Project description:The synthetic triazolylpeptidyl penicillin derivative, named TAP7f, has been previously characterized as an effective antitumor agent in vitro and in vivo against B16-F0 melanoma cells. In this study, we investigated the anti-metastatic potential of this compound on highly metastatic murine B16-F10 and human A375 melanoma cells. We found that TAP7f inhibited cell adhesion, migration and invasion in a dose-dependent manner. Additionally, we demonstrated that TAP7f downregulated integrin ?v?3 expression and Wnt/?-catenin pathway, a signaling cascade commonly related to tumor invasion and metastasis. Thus, TAP7f reduced both the enzymatic activity and the expression levels of matrix-metalloproteinases-2 and -9 in a time dependent manner. Moreover, TAP7f inhibited the expression of the transcription factor Snail and the mesenchymal markers vimentin, and N-cadherin, and up-regulated the expression of the epithelial marker E-cadherin, suggesting that the penicillin derivative affects epithelial-mesenchymal transition. Results obtained in vitro were supported by those obtained in a B16-F10-bearing mice metastatic model, that showed a significant TAP7f inhibition of lung metastasis. These findings suggest the potential of TAP7f as a chemotherapeutic agent for the treatment of metastatic melanoma.

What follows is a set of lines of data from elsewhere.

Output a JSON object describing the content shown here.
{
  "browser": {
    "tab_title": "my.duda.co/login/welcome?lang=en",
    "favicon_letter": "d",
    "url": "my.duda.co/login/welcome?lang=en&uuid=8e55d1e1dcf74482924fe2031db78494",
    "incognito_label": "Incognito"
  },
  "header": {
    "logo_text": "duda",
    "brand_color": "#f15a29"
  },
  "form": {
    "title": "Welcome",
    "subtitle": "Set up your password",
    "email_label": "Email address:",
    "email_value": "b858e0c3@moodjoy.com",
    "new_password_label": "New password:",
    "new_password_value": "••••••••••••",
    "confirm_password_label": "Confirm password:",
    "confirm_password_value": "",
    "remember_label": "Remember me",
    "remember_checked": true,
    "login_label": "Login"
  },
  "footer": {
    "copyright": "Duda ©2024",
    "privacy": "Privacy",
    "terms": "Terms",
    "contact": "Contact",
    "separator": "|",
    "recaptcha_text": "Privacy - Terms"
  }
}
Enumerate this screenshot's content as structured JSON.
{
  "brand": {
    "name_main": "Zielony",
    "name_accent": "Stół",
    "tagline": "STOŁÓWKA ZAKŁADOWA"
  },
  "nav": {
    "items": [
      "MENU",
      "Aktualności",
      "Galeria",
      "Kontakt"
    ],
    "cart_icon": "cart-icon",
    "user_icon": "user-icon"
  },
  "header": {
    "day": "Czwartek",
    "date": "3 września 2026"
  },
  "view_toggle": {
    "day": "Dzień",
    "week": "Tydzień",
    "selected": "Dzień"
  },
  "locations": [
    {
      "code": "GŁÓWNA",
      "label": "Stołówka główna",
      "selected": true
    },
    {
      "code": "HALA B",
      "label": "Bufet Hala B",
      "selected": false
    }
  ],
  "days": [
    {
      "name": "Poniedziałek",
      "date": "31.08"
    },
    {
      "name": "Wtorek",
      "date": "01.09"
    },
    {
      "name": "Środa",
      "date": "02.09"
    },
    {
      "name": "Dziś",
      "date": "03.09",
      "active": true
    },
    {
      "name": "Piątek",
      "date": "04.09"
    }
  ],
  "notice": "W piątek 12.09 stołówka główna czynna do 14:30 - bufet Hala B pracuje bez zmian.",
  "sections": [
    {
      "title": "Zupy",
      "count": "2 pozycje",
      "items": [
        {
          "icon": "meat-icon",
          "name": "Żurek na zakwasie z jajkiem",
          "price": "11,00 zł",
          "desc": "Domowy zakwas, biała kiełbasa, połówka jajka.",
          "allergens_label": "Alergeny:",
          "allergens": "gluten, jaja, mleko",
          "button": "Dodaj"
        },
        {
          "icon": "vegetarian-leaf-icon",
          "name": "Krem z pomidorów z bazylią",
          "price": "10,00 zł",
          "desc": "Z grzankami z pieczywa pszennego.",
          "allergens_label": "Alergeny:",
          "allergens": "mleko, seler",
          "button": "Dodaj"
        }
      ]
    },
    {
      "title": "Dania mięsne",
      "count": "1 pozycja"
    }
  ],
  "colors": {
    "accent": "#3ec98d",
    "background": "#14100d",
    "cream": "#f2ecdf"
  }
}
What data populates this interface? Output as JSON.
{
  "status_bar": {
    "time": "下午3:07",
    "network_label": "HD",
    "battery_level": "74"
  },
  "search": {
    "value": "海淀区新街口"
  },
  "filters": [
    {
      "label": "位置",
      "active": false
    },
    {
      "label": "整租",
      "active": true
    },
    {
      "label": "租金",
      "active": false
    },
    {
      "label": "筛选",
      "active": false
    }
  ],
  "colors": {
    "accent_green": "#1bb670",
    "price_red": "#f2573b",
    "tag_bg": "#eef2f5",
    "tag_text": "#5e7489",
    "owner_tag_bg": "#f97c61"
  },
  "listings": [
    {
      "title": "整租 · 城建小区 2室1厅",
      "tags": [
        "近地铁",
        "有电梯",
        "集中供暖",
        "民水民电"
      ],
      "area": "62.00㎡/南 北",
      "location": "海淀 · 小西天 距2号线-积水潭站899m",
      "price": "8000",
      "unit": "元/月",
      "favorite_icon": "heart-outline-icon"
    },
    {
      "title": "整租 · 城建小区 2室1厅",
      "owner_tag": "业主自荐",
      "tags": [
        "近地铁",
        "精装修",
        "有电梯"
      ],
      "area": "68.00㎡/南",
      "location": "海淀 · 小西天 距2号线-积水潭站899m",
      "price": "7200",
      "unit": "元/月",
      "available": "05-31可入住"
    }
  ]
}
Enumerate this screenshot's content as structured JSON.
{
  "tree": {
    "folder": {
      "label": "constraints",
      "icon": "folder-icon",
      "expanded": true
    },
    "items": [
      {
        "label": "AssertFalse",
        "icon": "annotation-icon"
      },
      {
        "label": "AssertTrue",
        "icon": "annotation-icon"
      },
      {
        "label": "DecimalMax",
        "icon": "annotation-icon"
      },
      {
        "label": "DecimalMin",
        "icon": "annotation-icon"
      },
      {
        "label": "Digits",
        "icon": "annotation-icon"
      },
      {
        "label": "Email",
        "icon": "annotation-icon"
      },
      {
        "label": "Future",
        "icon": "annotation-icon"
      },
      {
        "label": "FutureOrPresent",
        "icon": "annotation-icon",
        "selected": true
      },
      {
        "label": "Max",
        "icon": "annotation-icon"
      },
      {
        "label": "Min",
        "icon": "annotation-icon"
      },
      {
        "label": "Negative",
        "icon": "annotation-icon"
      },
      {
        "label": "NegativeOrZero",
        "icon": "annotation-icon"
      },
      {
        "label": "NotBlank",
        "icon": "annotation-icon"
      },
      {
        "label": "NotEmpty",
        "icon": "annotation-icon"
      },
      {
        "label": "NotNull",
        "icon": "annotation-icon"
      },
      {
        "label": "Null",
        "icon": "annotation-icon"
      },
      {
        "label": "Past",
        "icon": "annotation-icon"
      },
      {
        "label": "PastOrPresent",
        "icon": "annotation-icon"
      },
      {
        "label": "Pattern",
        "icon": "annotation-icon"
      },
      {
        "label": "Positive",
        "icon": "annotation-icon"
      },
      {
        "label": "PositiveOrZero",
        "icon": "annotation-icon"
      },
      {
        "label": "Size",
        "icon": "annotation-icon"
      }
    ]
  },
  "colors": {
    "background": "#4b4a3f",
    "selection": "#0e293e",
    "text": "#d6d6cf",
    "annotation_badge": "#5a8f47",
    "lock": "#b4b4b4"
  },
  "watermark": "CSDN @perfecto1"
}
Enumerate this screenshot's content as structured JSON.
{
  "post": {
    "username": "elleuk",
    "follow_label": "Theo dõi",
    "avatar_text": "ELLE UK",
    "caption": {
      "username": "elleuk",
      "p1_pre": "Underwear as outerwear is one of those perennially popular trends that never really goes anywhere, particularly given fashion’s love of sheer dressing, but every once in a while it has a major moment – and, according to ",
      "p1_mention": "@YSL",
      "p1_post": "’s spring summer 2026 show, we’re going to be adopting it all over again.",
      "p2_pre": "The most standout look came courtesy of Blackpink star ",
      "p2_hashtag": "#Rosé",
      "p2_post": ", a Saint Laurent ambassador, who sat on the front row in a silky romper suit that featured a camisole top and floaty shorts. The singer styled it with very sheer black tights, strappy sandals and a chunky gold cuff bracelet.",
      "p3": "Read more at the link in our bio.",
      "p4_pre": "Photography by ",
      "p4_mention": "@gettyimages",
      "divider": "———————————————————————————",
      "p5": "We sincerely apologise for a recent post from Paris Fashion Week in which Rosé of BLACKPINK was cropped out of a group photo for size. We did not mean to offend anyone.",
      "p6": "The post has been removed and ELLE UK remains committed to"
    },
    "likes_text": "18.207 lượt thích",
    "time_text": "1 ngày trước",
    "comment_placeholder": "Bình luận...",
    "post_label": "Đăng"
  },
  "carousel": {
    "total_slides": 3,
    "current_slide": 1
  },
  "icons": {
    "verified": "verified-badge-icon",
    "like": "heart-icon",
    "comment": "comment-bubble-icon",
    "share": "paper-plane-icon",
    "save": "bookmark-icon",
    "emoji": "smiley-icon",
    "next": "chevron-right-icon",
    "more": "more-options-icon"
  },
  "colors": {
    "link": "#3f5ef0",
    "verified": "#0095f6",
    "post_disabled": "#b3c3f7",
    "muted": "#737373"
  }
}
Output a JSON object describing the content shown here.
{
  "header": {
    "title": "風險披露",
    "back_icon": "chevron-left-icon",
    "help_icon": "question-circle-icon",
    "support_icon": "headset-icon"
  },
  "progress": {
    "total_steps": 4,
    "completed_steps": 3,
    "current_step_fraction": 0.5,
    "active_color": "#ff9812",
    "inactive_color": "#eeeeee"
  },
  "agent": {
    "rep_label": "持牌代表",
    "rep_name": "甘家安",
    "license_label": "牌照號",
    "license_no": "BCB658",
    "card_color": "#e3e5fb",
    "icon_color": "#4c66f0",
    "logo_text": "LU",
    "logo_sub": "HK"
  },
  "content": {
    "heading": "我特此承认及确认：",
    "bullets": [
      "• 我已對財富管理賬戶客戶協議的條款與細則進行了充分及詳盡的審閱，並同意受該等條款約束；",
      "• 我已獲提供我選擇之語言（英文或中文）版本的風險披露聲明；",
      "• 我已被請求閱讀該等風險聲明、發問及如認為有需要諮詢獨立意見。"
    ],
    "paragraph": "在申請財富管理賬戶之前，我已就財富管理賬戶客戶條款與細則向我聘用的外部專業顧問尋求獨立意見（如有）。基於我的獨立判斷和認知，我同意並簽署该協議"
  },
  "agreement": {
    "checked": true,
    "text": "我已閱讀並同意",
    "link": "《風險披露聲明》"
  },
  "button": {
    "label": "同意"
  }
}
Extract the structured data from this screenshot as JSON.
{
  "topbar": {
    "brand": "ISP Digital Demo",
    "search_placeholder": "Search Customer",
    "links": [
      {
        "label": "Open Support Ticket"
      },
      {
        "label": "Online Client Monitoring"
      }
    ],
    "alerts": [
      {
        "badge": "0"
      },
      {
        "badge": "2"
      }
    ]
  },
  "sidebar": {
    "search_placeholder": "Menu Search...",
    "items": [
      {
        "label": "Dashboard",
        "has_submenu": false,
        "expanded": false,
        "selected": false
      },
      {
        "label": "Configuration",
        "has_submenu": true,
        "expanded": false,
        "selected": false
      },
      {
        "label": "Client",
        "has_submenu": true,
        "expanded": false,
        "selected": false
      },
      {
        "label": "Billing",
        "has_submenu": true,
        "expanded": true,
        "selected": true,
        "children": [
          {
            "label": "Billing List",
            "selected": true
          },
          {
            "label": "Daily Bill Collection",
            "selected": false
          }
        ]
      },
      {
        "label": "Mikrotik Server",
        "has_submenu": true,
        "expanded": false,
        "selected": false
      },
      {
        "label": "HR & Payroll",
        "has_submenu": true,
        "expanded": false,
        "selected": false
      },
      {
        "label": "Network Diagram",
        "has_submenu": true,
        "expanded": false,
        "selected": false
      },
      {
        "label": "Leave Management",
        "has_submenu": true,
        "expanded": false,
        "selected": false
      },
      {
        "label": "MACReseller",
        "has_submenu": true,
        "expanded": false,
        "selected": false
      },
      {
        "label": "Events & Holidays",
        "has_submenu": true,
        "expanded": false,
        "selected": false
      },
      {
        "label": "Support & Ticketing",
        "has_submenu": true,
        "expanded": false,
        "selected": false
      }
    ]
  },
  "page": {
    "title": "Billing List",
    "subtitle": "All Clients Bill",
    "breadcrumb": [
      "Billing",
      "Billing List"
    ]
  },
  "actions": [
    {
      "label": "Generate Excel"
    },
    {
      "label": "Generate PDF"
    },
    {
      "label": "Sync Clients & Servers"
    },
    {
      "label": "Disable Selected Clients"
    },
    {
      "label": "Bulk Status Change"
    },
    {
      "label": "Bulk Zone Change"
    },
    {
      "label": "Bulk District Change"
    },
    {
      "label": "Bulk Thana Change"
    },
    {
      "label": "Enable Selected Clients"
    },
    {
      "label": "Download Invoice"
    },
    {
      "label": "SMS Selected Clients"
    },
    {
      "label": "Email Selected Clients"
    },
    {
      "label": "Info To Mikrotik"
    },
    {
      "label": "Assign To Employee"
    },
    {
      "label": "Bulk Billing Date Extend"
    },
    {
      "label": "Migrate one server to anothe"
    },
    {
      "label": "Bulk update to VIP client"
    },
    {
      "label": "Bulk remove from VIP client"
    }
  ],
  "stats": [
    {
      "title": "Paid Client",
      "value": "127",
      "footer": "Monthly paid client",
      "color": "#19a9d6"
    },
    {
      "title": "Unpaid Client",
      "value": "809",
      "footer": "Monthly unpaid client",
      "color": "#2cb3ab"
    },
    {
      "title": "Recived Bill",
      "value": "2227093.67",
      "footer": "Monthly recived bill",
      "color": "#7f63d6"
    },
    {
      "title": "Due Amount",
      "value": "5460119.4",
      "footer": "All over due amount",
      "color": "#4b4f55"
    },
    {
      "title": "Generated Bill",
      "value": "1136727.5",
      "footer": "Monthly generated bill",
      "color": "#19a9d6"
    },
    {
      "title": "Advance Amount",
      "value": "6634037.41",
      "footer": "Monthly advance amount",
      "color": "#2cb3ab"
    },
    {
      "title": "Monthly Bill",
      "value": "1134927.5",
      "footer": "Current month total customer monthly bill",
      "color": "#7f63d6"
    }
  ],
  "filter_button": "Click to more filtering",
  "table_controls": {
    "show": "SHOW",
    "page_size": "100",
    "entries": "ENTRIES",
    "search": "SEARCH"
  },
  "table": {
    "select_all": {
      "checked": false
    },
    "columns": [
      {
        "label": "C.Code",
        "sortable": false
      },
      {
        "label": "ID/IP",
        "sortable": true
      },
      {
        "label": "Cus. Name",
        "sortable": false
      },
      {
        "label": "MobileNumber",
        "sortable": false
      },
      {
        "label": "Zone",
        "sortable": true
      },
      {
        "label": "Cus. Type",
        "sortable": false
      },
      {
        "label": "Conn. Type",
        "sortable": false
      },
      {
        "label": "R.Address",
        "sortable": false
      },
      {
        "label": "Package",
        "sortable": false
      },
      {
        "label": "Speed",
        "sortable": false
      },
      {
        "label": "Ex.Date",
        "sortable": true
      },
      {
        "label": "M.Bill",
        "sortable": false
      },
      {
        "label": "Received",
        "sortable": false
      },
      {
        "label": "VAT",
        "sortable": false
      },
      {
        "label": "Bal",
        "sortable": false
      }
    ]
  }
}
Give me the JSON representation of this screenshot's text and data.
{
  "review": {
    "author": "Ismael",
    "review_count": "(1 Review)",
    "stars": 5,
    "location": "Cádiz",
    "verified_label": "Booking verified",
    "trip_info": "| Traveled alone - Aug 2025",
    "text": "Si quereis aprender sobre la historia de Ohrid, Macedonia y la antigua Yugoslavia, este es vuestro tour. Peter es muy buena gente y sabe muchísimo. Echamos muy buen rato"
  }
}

Project description:Malignant melanoma is a highly aggressive form of skin cancer which has a propensity for metastasis. Epithelial mesenchymal transition (EMT) plays a primordial role in the progression of metastatic disease. Metastatic melanoma is resistant to conventional therapies. Hence, researchers have been exploring alternative approaches, including the utility of bioactive phytochemicals to manage metastatic disease. In the present study, we investigated the potential of cirsiliol, a flavonoid isolated from Centaurea jacea L., in modulating the aggressive behavior of B16F10 metastatic melanoma cells, including EMT, and associated molecular mechanisms of action. Cirsiliol was found to be effective in restraining the colony formation and migration of fibronectin-induced B16F10 metastatic melanoma cells. Cirsiliol inhibited the activity and expression of matrix metalloproteinase-9 (MMP-9). Cirsiliol also suppressed the phosphatidylinositol-3-kinase (PI3K)/protein kinase B (also known as Akt)/nuclear factor-κB (NF-κB) signaling pathway which, in turn, caused upregulation of E-cadherin and downregulation of N-cadherin, Snail and Twist. Based on these results, cirsiliol may be considered a promising compound against EMT in the therapeutic management of malignant melanoma.